  • The remainder of the program directs the machine’s teleprinter to print a series of alphabetic charaters, the string “Hello world!”
  • They tell it to retrieve one character at a time from the character codes on the last two lines of the program, store them in memory, and then print them using the teleprinter


…a special kind of program, later called a compiler, would take as its input instructions written in a form that was familiar to human programmers and easy to grasp, and its output would be another program, this one written in the arcane codes that the hardware was able to decode. (Ceruzzi)

  • Terminology was in flux, and its took time for the meaning of the word “compiler” to stabilize
  • A compiler performed the same function as what was earlier sometimes called an “assembler”: translating higher-level codes that were easy for the programmer to write into lower-level machine codes
  • This amounts to writing in a “programming language,” instead of entering such operation codes

“Hello world!” written in the C programming language


    printf("Hello World");


Compiling the plain text file hello.c

$ gcc -v hello.c

Executing the object code produced by the compiler

$ ./a.out
Hello world!

From “compiler” to “programming language”

Eventually, the term “compiler” came to refer to a software program that performed that translation, while “programming language” came to refer to the particular code used by the programmer to write for the compiler

It was also around this time that these codes came to be called “languages,” because they shared many, though not all, characteristics with spoken languages. (Ceruzzi)

  • The analogy was based on the fact that natural languages and programming languages shared a few restricted attributes, such as syntactic rules
  • Programming languages have rules of syntax just as natural languages do, though in the case of programming languages the rules are deliberately designed, whereas in natural languages, we become aware of those rules only after learning to use them

FORTRAN (FORmula TRANslation), 1957

  • Compare the below with a more “direct” programming using EDSAC’s operation codes:

     PRINT *, "Hello World!"
  • This is a “Hello world!” program written in FORTRAN, the first higher-level programming language
  • Much more like English than the operation codes used to program EDSAC’s assembler

COBOL (COmmon Business-Oriented Language), 1958

  • Designed as a common business programming language
  • Used an even more extensively English-like syntax

FORTRAN and COBOL: algebraic notation vs. English-language prose


Conditional (if) statement that is true if value of a is larger than value of b:

IF A > B


  • In COBOL programming one might deliberately use use long value or variable names (EMPLOYEE-HOURS) instead of simple letter symbols (A, B)
  • One can use English prose expressions (GREATER THAN, MAXIMUM) rather than algebraic symbols

Clumsiness of the analogy between language and code

This is the beginning of a certain confusion caused by the analogy between code and human language

In the years that followed, researchers explored the relationship between machine and human language, and while COBOL was a significant milestone, it gave the illusion that it understood English better than it really did. (Paul Ceruzzi, A History of Modern Computing)

The word “language” turned out to be a dangerous term, implying much more than its initial users foresaw.

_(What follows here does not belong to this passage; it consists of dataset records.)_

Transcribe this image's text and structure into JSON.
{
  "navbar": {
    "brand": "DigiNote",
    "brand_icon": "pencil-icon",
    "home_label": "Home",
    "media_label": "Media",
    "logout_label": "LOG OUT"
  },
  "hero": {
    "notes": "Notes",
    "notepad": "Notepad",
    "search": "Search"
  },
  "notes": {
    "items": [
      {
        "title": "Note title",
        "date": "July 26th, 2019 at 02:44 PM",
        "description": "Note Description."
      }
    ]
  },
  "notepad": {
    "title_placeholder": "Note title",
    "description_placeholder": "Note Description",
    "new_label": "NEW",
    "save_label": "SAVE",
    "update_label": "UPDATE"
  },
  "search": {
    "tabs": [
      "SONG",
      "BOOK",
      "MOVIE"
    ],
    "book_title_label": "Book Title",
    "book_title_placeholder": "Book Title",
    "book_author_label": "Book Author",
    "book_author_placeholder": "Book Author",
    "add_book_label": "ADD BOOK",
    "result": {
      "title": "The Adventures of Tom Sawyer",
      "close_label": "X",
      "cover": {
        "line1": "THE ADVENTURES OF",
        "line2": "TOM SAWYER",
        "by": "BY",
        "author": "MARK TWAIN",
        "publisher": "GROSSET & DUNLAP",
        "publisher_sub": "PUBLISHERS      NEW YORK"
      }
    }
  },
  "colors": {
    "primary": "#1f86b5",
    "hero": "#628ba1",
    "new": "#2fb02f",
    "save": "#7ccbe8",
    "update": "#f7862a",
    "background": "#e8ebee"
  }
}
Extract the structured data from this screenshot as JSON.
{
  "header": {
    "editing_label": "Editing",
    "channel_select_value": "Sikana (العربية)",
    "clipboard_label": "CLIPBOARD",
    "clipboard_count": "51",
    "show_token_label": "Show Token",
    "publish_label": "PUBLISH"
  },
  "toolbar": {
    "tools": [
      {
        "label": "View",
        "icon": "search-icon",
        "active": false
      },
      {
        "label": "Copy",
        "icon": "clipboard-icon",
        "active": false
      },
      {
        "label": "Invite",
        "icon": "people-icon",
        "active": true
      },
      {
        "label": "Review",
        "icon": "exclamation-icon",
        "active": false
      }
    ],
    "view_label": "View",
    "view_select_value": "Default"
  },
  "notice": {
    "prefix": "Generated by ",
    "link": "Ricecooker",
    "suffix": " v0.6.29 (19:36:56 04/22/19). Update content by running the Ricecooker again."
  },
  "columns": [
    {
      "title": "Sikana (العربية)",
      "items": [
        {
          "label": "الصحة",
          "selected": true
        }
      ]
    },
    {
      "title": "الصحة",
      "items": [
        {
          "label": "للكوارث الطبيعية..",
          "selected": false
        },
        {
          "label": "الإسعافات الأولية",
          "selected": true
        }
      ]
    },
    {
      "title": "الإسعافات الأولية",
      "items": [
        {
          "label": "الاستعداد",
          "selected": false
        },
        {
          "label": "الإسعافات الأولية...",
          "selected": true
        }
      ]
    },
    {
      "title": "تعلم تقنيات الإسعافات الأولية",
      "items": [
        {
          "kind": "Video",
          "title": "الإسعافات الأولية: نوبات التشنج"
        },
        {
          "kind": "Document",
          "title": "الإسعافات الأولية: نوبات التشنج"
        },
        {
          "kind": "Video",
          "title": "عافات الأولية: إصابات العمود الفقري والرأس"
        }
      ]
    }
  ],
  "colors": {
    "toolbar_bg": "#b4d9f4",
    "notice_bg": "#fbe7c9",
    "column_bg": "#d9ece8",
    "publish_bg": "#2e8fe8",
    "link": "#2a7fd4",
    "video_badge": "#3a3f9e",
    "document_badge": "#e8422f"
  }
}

The English word is derived from the French langue, meaning tongue, implying that it is spoken. Whatever other parallels there may be with natural language, computer languages are not spoken but written, according to a rigidly defined and precise syntax. (Paul Ceruzzi, A History of Modern Computing)

Natural languages

Downey, Elkner & Meyers, “Formal and Natural Languages” (Downey)

  1. Are spoken
  2. Were not designed
  3. Can be ambiguous and context-dependent in usage
  4. Are redundant and verbose or “noisy” as a result

Formal languages

Downey, Elkner & Meyers, “Formal and Natural Languages” (Downey)

  1. Are not spoken
  2. Were designed
  3. Were designed to be unambiguous in usage
  4. Are concise as a result

Programming languages

Downey, Elkner & Meyers, “Formal and Natural Languages” (Downey)

Programming languages are formal languages that were “designed to express computations”